_Supplied material_
▶

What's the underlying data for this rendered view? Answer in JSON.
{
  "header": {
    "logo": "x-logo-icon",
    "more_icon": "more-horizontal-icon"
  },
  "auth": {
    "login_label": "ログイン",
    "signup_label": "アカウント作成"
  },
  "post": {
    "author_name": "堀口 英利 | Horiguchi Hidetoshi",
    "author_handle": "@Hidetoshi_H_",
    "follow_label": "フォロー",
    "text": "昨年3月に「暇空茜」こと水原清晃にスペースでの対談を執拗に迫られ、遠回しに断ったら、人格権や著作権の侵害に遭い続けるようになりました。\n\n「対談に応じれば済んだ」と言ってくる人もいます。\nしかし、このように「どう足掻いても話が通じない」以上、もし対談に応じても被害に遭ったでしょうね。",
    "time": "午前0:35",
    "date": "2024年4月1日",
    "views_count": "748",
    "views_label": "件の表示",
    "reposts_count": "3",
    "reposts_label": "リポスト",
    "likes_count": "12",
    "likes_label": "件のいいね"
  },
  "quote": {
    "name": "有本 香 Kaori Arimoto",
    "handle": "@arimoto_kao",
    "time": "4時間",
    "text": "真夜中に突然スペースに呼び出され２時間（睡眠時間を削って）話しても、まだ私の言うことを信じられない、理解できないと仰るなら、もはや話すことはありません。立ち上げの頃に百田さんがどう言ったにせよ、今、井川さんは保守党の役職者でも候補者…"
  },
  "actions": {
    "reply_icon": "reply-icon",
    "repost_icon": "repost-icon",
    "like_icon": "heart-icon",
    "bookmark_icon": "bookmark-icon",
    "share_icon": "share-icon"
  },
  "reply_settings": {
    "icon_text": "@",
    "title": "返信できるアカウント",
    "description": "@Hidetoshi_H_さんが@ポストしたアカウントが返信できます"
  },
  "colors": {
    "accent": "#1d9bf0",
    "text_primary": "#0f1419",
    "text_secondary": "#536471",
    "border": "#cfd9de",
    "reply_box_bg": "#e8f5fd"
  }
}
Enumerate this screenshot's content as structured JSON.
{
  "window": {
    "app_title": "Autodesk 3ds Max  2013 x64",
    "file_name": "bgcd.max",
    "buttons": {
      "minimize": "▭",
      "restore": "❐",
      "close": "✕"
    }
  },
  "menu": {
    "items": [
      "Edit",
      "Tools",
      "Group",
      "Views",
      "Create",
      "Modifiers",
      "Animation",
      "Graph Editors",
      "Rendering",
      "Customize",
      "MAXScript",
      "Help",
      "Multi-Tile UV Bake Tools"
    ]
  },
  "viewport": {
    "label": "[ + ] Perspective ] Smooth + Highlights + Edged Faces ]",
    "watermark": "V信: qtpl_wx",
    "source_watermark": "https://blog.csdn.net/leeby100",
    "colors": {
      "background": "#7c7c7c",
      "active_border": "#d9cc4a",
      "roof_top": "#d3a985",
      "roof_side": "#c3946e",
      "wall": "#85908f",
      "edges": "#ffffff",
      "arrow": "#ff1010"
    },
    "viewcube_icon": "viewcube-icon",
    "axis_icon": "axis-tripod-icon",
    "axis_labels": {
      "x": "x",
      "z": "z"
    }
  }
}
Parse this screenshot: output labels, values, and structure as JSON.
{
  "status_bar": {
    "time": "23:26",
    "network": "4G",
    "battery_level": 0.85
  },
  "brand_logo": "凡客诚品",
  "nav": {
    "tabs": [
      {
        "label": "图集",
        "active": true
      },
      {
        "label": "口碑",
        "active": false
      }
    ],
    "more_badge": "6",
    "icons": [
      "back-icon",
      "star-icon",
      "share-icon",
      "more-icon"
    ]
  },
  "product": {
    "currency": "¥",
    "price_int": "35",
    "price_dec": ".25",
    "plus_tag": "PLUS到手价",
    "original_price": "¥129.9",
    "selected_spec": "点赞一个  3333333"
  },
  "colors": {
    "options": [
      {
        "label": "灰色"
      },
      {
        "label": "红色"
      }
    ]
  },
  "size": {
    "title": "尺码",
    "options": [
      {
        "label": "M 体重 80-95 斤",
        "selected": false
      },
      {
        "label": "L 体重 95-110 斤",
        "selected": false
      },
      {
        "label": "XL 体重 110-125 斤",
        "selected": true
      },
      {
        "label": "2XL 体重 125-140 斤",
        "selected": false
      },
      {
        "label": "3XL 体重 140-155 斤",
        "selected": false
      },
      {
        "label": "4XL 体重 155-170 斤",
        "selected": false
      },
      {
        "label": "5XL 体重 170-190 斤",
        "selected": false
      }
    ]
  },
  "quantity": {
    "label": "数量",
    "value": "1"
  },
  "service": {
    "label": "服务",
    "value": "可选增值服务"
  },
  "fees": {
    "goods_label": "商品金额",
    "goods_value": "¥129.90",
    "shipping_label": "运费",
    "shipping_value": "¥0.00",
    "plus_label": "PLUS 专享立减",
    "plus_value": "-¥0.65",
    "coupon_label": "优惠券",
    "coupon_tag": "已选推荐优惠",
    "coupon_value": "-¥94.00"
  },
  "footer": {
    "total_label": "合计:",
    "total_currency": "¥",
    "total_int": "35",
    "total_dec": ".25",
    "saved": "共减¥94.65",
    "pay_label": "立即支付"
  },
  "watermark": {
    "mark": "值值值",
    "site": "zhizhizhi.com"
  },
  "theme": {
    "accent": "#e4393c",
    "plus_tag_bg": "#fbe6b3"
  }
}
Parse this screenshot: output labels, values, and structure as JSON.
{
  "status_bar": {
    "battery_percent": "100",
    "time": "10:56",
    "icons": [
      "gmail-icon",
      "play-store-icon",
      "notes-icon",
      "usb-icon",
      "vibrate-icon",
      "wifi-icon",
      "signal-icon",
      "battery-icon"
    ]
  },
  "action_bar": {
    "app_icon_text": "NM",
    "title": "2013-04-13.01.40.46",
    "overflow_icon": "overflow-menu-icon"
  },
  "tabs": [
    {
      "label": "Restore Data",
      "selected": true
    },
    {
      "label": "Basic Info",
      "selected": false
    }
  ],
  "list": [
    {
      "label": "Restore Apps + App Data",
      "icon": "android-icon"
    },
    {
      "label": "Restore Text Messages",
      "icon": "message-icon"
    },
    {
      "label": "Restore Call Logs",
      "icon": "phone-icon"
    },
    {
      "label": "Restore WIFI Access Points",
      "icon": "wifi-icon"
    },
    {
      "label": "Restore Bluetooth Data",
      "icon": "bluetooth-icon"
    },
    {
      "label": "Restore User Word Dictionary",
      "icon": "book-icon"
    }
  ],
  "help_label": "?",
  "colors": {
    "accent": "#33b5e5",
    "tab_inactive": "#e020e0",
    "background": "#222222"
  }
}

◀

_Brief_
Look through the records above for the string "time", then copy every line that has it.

_Response area_
    "time": "午前0:35",
    "time": "4時間",
    "time": "23:26",
    "time": "10:56",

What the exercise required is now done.